Brainchild of Tom Wargo (Founder), Daffy’s Pet Soup Kitchen (based right here in Lawrenceville) is an offshoot of the SOS Club. Daffy’s (named after Tom’s dog) is growing and expanding nationwide with the intent of keeping people and their pets together during times of financial hardship. So far, hundreds of dogs and cats have been able to stay with their families (rather than sent to shelters) because of Daffy’s good work.
After I got there and filled out some paperwork, I explained my situation, and the various conditions of my dogs. The volunteers were very understanding and more than helpful. Before you qualify for the free goodies, Daffy’s makes sure all vet care and shots will be kept up to date and that you aren’t producing litters for profit or through negligence. They insist upon responsible pet ownership. Once assured, they left me in the office, browsing useful business cards from vets and pet services, flyers and news releases, while they headed into the warehouse to round up some kibble.
Since Daffy’s relies on donations, the selection changes week to week.
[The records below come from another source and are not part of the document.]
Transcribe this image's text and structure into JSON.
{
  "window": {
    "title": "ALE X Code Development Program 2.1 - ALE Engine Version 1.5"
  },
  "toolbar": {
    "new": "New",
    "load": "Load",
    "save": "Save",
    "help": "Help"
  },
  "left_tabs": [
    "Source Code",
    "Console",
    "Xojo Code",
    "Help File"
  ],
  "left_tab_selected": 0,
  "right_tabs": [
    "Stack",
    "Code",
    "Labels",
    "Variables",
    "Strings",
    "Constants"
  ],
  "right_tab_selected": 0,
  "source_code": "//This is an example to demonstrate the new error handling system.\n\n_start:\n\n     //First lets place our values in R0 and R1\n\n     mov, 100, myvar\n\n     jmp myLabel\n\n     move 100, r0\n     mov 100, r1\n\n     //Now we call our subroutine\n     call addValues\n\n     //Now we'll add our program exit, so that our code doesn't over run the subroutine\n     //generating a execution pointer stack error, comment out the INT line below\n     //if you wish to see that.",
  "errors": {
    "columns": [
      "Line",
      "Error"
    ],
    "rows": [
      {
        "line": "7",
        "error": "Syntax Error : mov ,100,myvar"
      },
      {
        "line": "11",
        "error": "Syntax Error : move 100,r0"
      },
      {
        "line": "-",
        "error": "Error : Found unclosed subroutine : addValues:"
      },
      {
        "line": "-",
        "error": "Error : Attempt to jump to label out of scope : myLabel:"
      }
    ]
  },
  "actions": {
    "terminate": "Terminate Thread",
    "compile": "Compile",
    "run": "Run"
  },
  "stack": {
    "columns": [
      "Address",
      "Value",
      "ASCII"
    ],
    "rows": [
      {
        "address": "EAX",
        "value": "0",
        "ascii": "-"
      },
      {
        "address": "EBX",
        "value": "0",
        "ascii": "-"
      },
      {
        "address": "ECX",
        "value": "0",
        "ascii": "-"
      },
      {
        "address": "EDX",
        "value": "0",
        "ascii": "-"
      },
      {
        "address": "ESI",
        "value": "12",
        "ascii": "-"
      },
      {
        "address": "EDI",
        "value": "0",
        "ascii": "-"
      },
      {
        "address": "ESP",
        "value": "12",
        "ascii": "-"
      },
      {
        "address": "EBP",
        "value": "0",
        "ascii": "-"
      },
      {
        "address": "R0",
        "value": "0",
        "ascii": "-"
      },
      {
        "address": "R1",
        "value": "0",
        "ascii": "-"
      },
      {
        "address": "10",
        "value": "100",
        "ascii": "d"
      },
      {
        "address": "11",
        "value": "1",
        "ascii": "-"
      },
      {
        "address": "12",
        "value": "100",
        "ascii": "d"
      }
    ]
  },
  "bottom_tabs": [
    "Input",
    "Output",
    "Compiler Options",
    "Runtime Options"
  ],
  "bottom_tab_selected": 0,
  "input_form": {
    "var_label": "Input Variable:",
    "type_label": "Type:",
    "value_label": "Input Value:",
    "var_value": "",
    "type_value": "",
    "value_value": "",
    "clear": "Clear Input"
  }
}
Some of it is bargain-basement and some may be premium brands, canned or dry, but all is clean and fresh, depending on what’s available and what your pets are used to eating or need. For instance if you have a very large breed, like I do, or seniors, young pups, cats or kittens, they will do their best to match you up with appropriate products.
Of course there’s a ‘catch’ (although, truly, it is a blessing for those of us in my situation); Five hours charity work a month for ANY charity you care about, not just Daffy’s. This is a chance to get out, do some good, meet people, network and—most importantly—feel useful again after the demoralizing months of isolation and dwindling self-esteem that job-loss entails.
Daffy’s mission is to help, and they do. It’s a life-saver. It might just be what’s needed to get us over the hump until we can find work again. So what Daffy’s has given us is a ‘win-win’ situation that everyone can feel good about.
As for us, we got more than we’d hoped for. We ended up with enough wet and dry foods of excellent quality to last over a month without rationing. We even got some yummy chewies and crunchies. To see my dogs fat and sassy when things had looked so bleak is a true joy!
That new job may be just around the corner, and thanks to Daffy’s, I’ll still have my best friends when that happens. It’s hard to put a price on a gift life that.
If you need help keeping your pet family together during this time of crisis, contact Daffy’s. A kind volunteer can help get you into the program.
Those able to help Daffy’s with donations, food, supplies or volunteer hours, are welcome to call (404-345-6821 or 678-725-4992) and talk to Tom about how you can assist in keeping pets with their families—and out of shelters. A daffy solution? You bet!
Cathy Taibbi has a background of zoological work and has written essays on that subject for professional journals. However it was when she wrote this story that the AGN-TCL Newswire Service noticed her and published her story world wide. Her rise in prominence was meteoric as the world discovered her. She now writes for two international news services, Allvoices and Examiner and is considered the foremost authority on wildlife and the enviornment.